◆ REQUIRED WORK
The response should hold each line from the entries below where "JSON" is found.

PROVIDED RECORDS: Begin

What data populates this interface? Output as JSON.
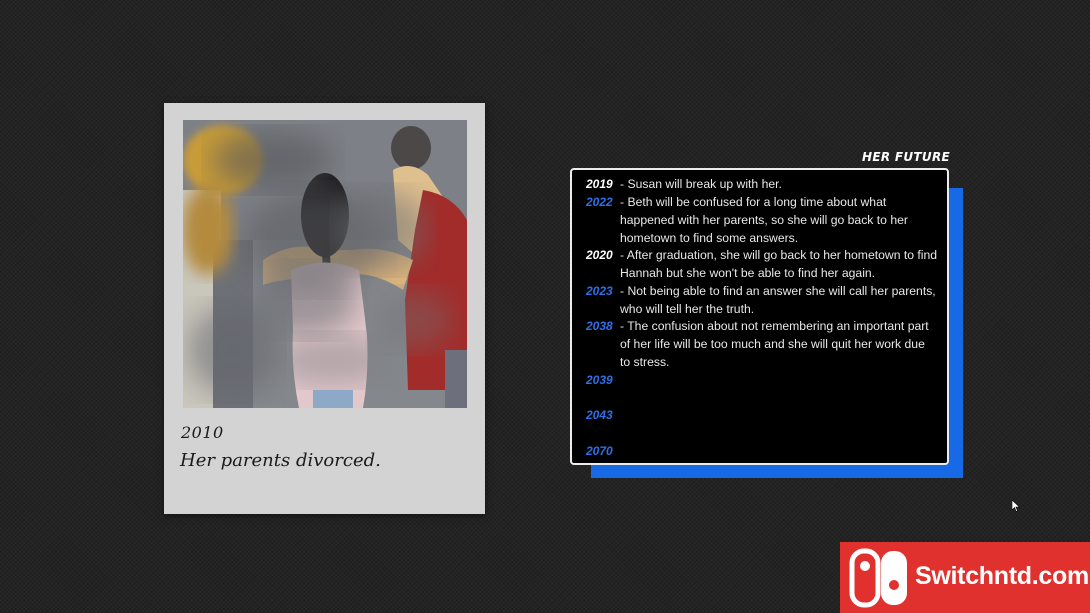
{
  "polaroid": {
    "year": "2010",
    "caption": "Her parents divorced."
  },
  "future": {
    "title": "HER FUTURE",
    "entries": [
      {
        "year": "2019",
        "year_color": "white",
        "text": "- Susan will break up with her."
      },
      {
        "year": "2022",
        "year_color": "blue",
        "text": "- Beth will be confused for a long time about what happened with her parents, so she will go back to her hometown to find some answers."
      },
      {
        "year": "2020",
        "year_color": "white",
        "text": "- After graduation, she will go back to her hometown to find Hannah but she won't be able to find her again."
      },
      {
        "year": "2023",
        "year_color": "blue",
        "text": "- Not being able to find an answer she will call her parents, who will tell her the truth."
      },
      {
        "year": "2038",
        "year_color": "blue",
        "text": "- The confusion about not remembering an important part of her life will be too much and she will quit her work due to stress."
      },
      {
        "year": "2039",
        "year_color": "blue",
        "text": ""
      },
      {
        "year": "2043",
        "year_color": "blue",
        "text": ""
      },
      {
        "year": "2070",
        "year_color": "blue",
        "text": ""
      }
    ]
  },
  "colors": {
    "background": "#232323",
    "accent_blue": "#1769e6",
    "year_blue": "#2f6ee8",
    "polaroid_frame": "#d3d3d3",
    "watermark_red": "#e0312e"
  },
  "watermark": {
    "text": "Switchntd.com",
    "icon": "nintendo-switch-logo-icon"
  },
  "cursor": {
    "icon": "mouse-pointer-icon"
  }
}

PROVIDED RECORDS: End
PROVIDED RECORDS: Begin

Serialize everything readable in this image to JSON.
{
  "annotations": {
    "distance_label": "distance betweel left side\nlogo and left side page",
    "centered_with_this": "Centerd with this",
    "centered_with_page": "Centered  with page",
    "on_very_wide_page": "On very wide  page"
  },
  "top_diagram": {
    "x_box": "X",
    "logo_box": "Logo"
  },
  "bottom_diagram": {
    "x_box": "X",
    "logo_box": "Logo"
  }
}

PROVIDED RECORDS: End

◆ YOUR RESPONSE
What data populates this interface? Output as JSON.
Serialize everything readable in this image to JSON.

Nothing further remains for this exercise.